■ WHAT YOU WILL DO:
Apart from the pictures, the listing is to be returned exactly.

■ RECORDS TO PROCESS:
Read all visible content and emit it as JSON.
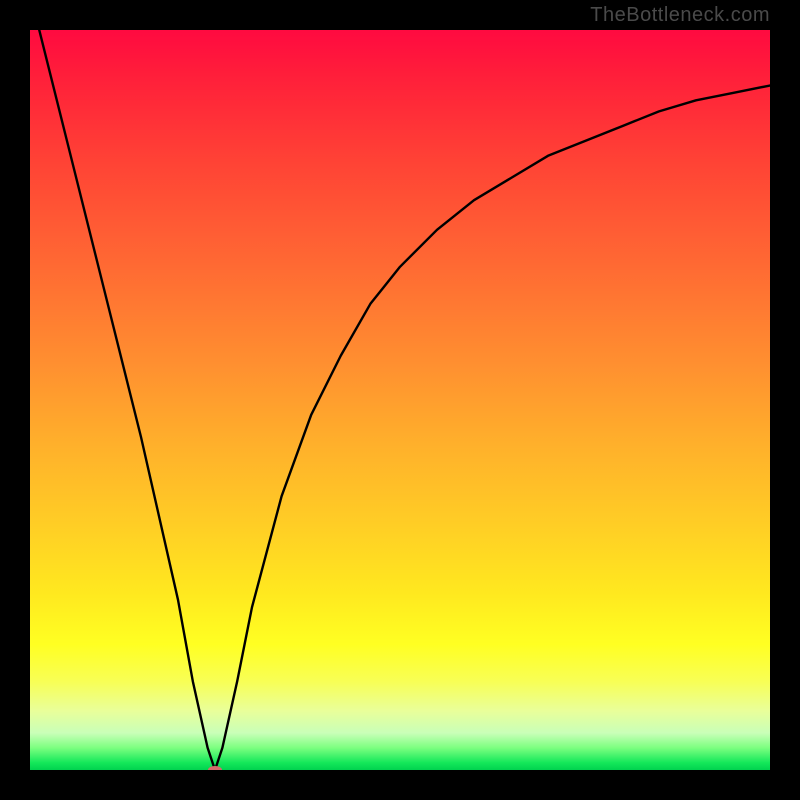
{
  "attribution": "TheBottleneck.com",
  "chart_data": {
    "type": "line",
    "title": "",
    "xlabel": "",
    "ylabel": "",
    "xlim": [
      0,
      100
    ],
    "ylim": [
      0,
      100
    ],
    "grid": false,
    "legend": false,
    "series": [
      {
        "name": "curve",
        "color": "#000000",
        "x": [
          0,
          5,
          10,
          15,
          20,
          22,
          24,
          25,
          26,
          28,
          30,
          34,
          38,
          42,
          46,
          50,
          55,
          60,
          65,
          70,
          75,
          80,
          85,
          90,
          95,
          100
        ],
        "y": [
          105,
          85,
          65,
          45,
          23,
          12,
          3,
          0,
          3,
          12,
          22,
          37,
          48,
          56,
          63,
          68,
          73,
          77,
          80,
          83,
          85,
          87,
          89,
          90.5,
          91.5,
          92.5
        ]
      }
    ],
    "marker": {
      "x": 25,
      "y": 0,
      "color": "#d46a6a",
      "rx": 7,
      "ry": 4
    },
    "background_gradient": {
      "direction": "top-to-bottom",
      "stops": [
        {
          "pos": 0.0,
          "color": "#ff0a40"
        },
        {
          "pos": 0.32,
          "color": "#ff6a33"
        },
        {
          "pos": 0.67,
          "color": "#ffce25"
        },
        {
          "pos": 0.88,
          "color": "#f8ff55"
        },
        {
          "pos": 0.97,
          "color": "#7cff80"
        },
        {
          "pos": 1.0,
          "color": "#00d24f"
        }
      ]
    }
  }
}
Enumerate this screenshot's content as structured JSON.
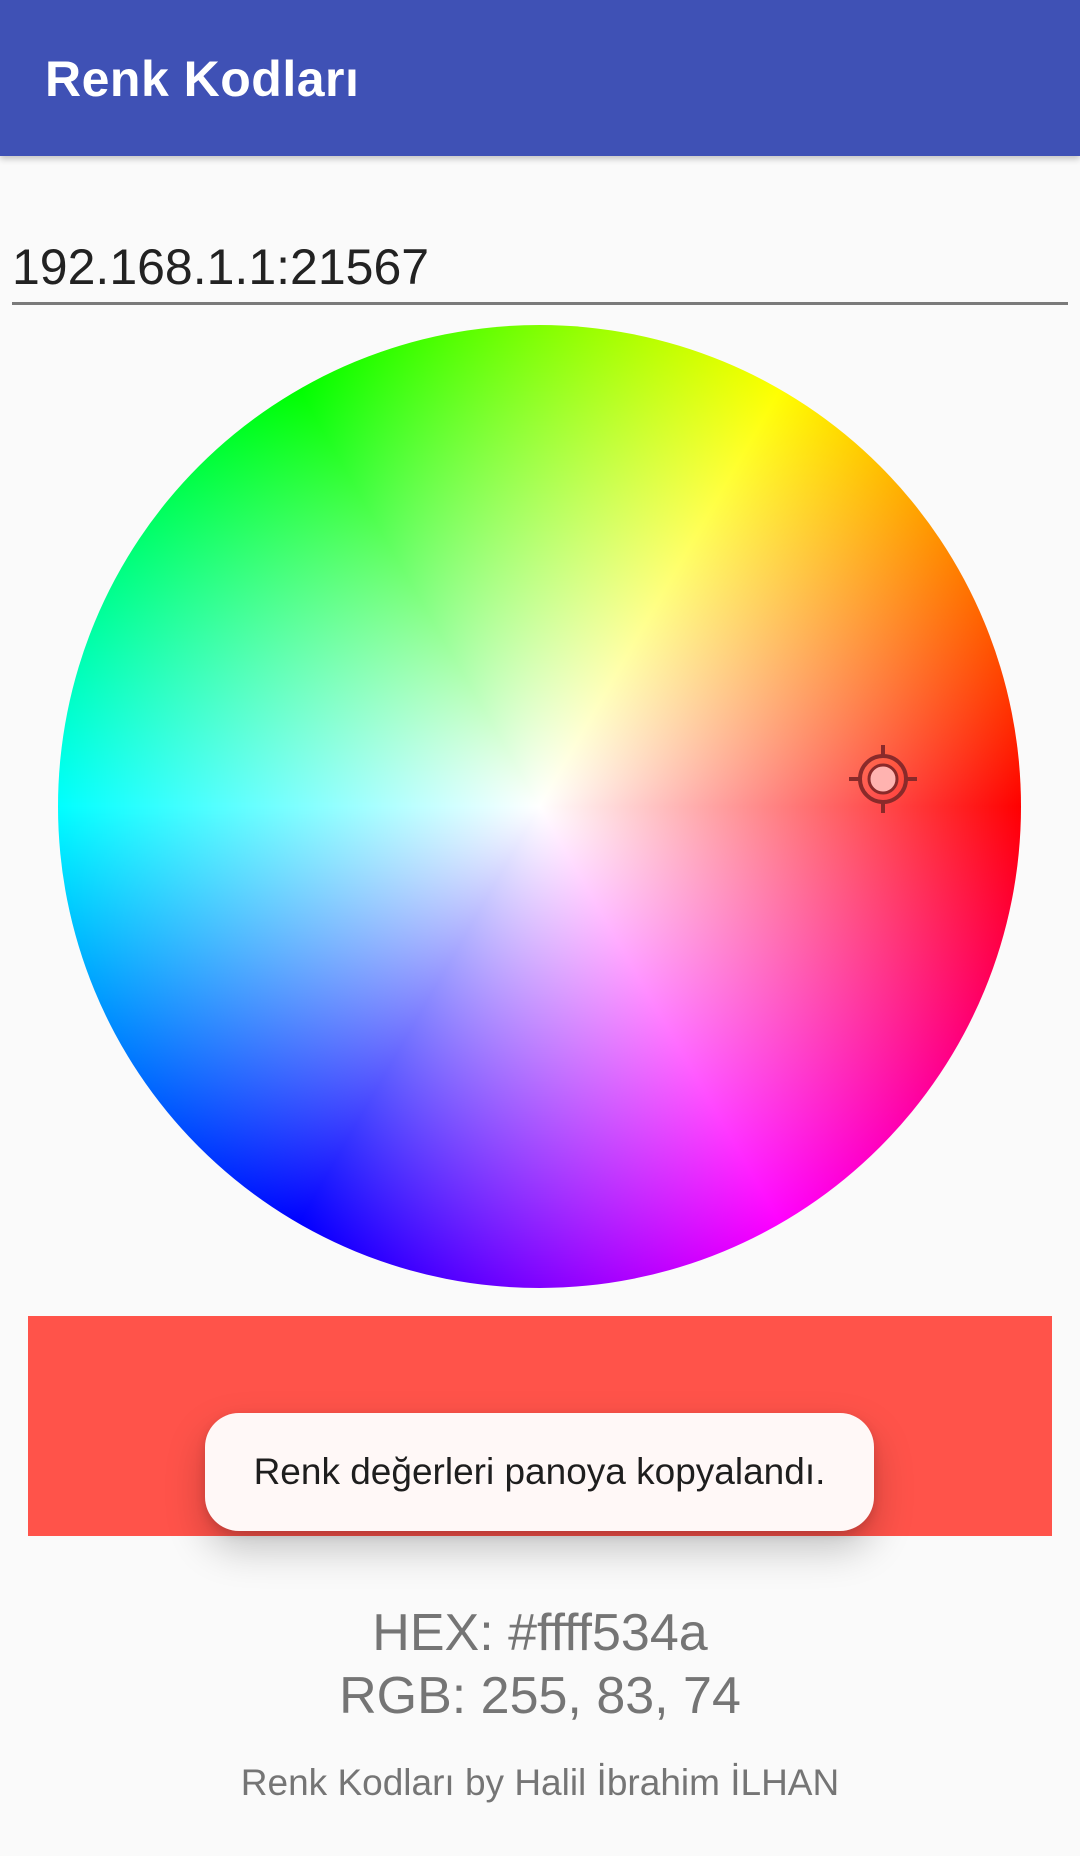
{
  "app_bar": {
    "title": "Renk Kodları",
    "background": "#3f51b5"
  },
  "ip_field": {
    "value": "192.168.1.1:21567"
  },
  "color_wheel": {
    "picker_icon": "crosshair-target-icon",
    "selected_color": "#ff534a"
  },
  "toast": {
    "message": "Renk değerleri panoya kopyalandı."
  },
  "color_info": {
    "hex_line": "HEX: #ffff534a",
    "rgb_line": "RGB: 255, 83, 74"
  },
  "footer": {
    "credit": "Renk Kodları by Halil İbrahim İLHAN"
  }
}
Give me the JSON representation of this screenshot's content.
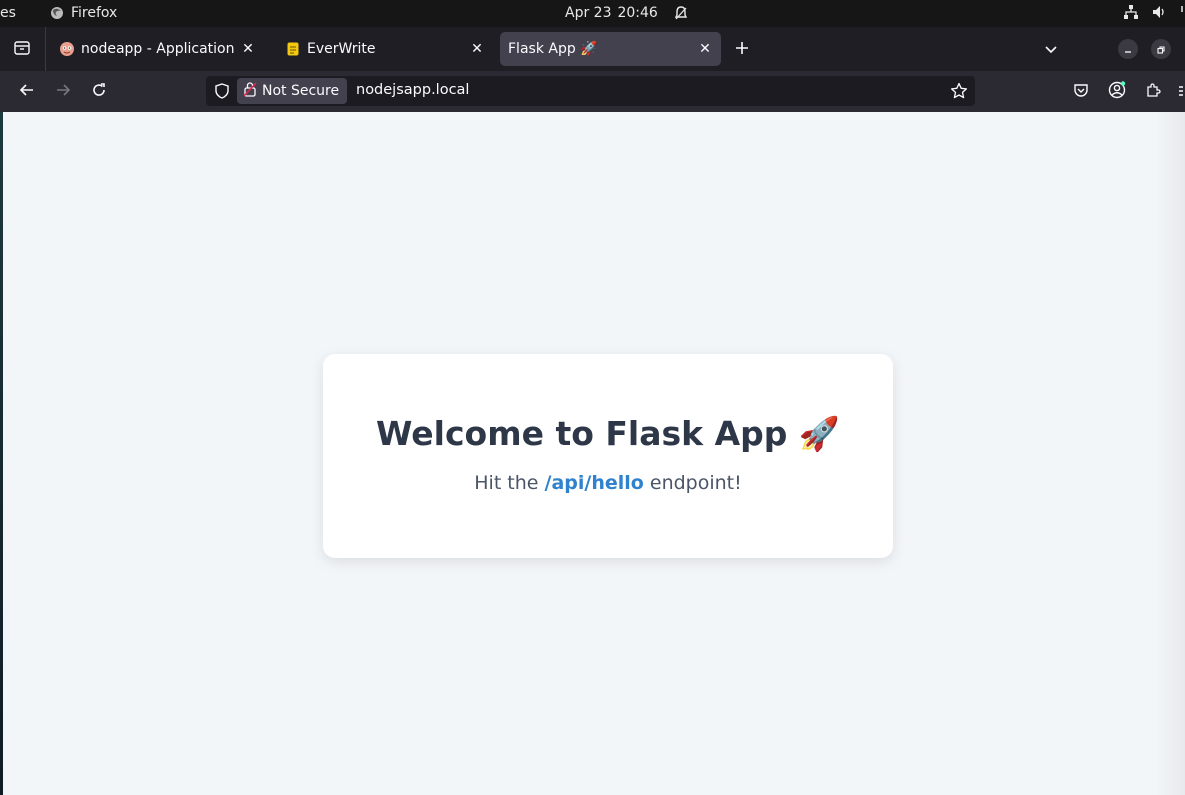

■ OUTPUT:
Read all visible content and emit it as JSON.
{
  "attribution": "TheBottleneck.com",
  "chart_data": {
    "type": "line",
    "title": "",
    "xlabel": "",
    "ylabel": "",
    "xlim": [
      0,
      100
    ],
    "ylim": [
      0,
      100
    ],
    "grid": false,
    "legend": false,
    "series": [
      {
        "name": "curve",
        "color": "#000000",
        "x": [
          0,
          5,
          10,
          15,
          20,
          22,
          24,
          25,
          26,
          28,
          30,
          34,
          38,
          42,
          46,
          50,
          55,
          60,
          65,
          70,
          75,
          80,
          85,
          90,
          95,
          100
        ],
        "y": [
          105,
          85,
          65,
          45,
          23,
          12,
          3,
          0,
          3,
          12,
          22,
          37,
          48,
          56,
          63,
          68,
          73,
          77,
          80,
          83,
          85,
          87,
          89,
          90.5,
          91.5,
          92.5
        ]
      }
    ],
    "marker": {
      "x": 25,
      "y": 0,
      "color": "#d46a6a",
      "rx": 7,
      "ry": 4
    },
    "background_gradient": {
      "direction": "top-to-bottom",
      "stops": [
        {
          "pos": 0.0,
          "color": "#ff0a40"
        },
        {
          "pos": 0.32,
          "color": "#ff6a33"
        },
        {
          "pos": 0.67,
          "color": "#ffce25"
        },
        {
          "pos": 0.88,
          "color": "#f8ff55"
        },
        {
          "pos": 0.97,
          "color": "#7cff80"
        },
        {
          "pos": 1.0,
          "color": "#00d24f"
        }
      ]
    }
  }
}
Enumerate this screenshot's content as structured JSON.
{
  "app_bar": {
    "title": "Renk Kodları",
    "background": "#3f51b5"
  },
  "ip_field": {
    "value": "192.168.1.1:21567"
  },
  "color_wheel": {
    "picker_icon": "crosshair-target-icon",
    "selected_color": "#ff534a"
  },
  "toast": {
    "message": "Renk değerleri panoya kopyalandı."
  },
  "color_info": {
    "hex_line": "HEX: #ffff534a",
    "rgb_line": "RGB: 255, 83, 74"
  },
  "footer": {
    "credit": "Renk Kodları by Halil İbrahim İLHAN"
  }
}
Give me the JSON representation of this screenshot's content.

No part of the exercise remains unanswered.